Taking photos of flowers is something I like doing from time to time. While I tend to take images of architecture, the urban environment and landscapes, I sometimes find myself drawn to flowers. Sometimes it’s their colour; sometimes it’s their geometry.
Recently, a friend of mine gave me some cut flowers, which included a couple of sunflowers. I haven’t photographed sunflowers very often – the last time was when I was at the Botanical Gardens in Oxford and took some photos of some sunflowers late in the season when they seemed to be turning orange.
While the sunflowers my friend gave me were still in their prime, I started taking photos of them – and played around with using the flash to see what results I would get. I really liked the photos where the flash was used as the flash make the sunflower stand out more against a darkened background.
I wasn’t expecting such a dramatic difference between the images that were flashed and the ones that weren’t. Experimenting is something I enjoy when photographing – regardless of whether I am shooting on film or with a digital camera. While film is often the more expensive option, for me understanding both mediums – as they both respond in their own ways to the subject matter – is paramount.
Some shots don’t turn out – others do. Sometimes it’s the ones I think that haven’t turned out that actually are the photographic gem.

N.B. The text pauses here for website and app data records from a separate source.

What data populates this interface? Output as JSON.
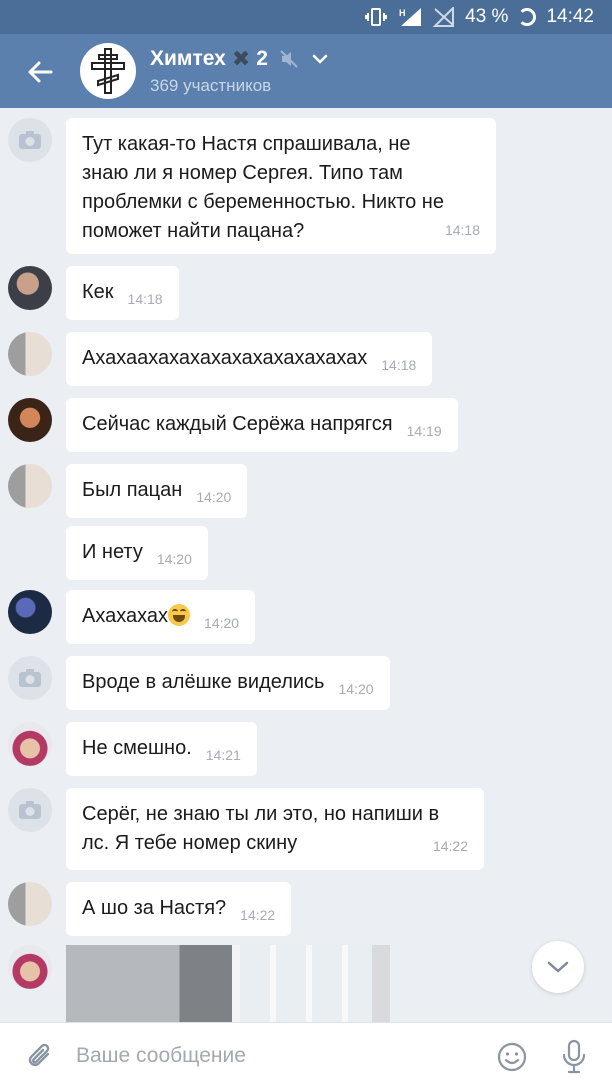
{
  "status_bar": {
    "network": "H",
    "battery": "43 %",
    "time": "14:42"
  },
  "header": {
    "title": "Химтех",
    "title_suffix": "✖",
    "title_number": "2",
    "subtitle": "369 участников"
  },
  "messages": [
    {
      "avatar": "camera-placeholder",
      "text": "Тут какая-то Настя спрашивала, не\nзнаю ли я номер Сергея. Типо там\nпроблемки с беременностью. Никто не\nпоможет найти пацана?",
      "time": "14:18"
    },
    {
      "avatar": "user-1",
      "text": "Кек",
      "time": "14:18"
    },
    {
      "avatar": "user-2",
      "text": "Ахахаахахахахахахахахахахах",
      "time": "14:18"
    },
    {
      "avatar": "user-3",
      "text": "Сейчас каждый Серёжа напрягся",
      "time": "14:19"
    },
    {
      "avatar": "user-2",
      "text": "Был пацан",
      "time": "14:20"
    },
    {
      "avatar": "",
      "text": "И нету",
      "time": "14:20"
    },
    {
      "avatar": "user-4",
      "text": "Ахахахах",
      "time": "14:20"
    },
    {
      "avatar": "camera-placeholder",
      "text": "Вроде в алёшке виделись",
      "time": "14:20"
    },
    {
      "avatar": "user-5",
      "text": "Не смешно.",
      "time": "14:21"
    },
    {
      "avatar": "camera-placeholder",
      "text": "Серёг, не знаю ты ли это, но напиши в\nлс. Я тебе номер скину",
      "time": "14:22"
    },
    {
      "avatar": "user-2",
      "text": "А шо за Настя?",
      "time": "14:22"
    }
  ],
  "composer": {
    "placeholder": "Ваше сообщение"
  },
  "colors": {
    "header_bg": "#5b80ad",
    "status_bg": "#4a6e98",
    "chat_bg": "#ebeef2",
    "bubble_bg": "#ffffff"
  }
}
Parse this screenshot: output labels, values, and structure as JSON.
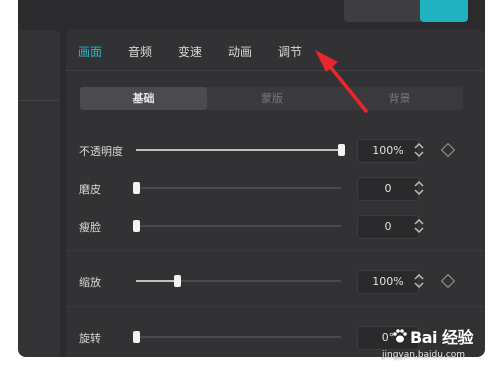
{
  "tabs": [
    {
      "label": "画面",
      "active": true
    },
    {
      "label": "音频",
      "active": false
    },
    {
      "label": "变速",
      "active": false
    },
    {
      "label": "动画",
      "active": false
    },
    {
      "label": "调节",
      "active": false
    }
  ],
  "subtabs": [
    {
      "label": "基础",
      "active": true
    },
    {
      "label": "蒙版",
      "active": false
    },
    {
      "label": "背景",
      "active": false
    }
  ],
  "controls": {
    "opacity": {
      "label": "不透明度",
      "value": "100%",
      "level": 1.0
    },
    "smooth": {
      "label": "磨皮",
      "value": "0",
      "level": 0.0
    },
    "slim": {
      "label": "瘦脸",
      "value": "0",
      "level": 0.0
    },
    "scale": {
      "label": "缩放",
      "value": "100%",
      "level": 0.2
    },
    "rotate": {
      "label": "旋转",
      "value": "0°",
      "level": 0.0
    }
  },
  "watermark": {
    "text": "Bai 经验",
    "url": "jingyan.baidu.com"
  },
  "colors": {
    "accent": "#23b7c5",
    "panel": "#323235",
    "arrow": "#e8262c"
  }
}
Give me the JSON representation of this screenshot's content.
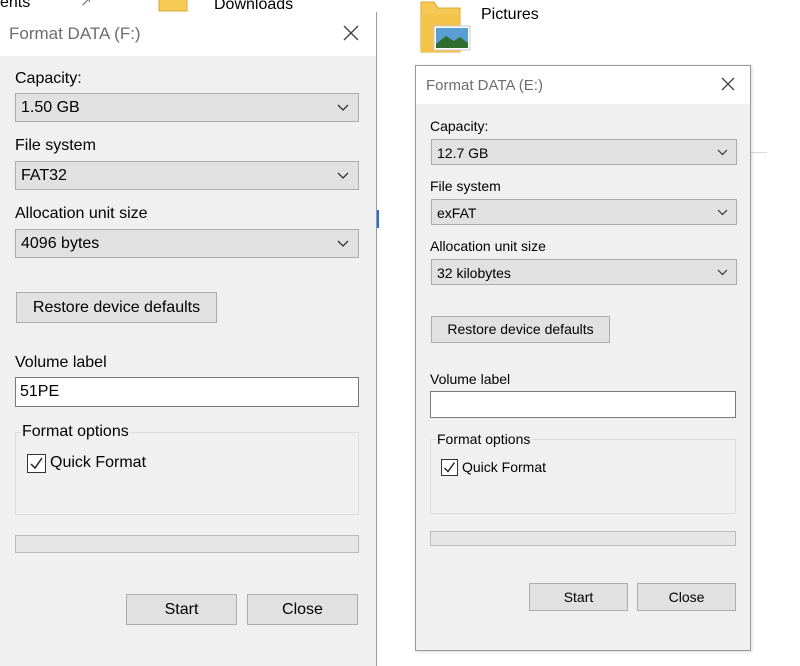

While I don’t photograph flowers very often, I often think of Gaudi since my visit to Barcelona a few years ago. He took inspiration from the natural world for his architecture. Perhaps I am drawn to nature's geometry as he was.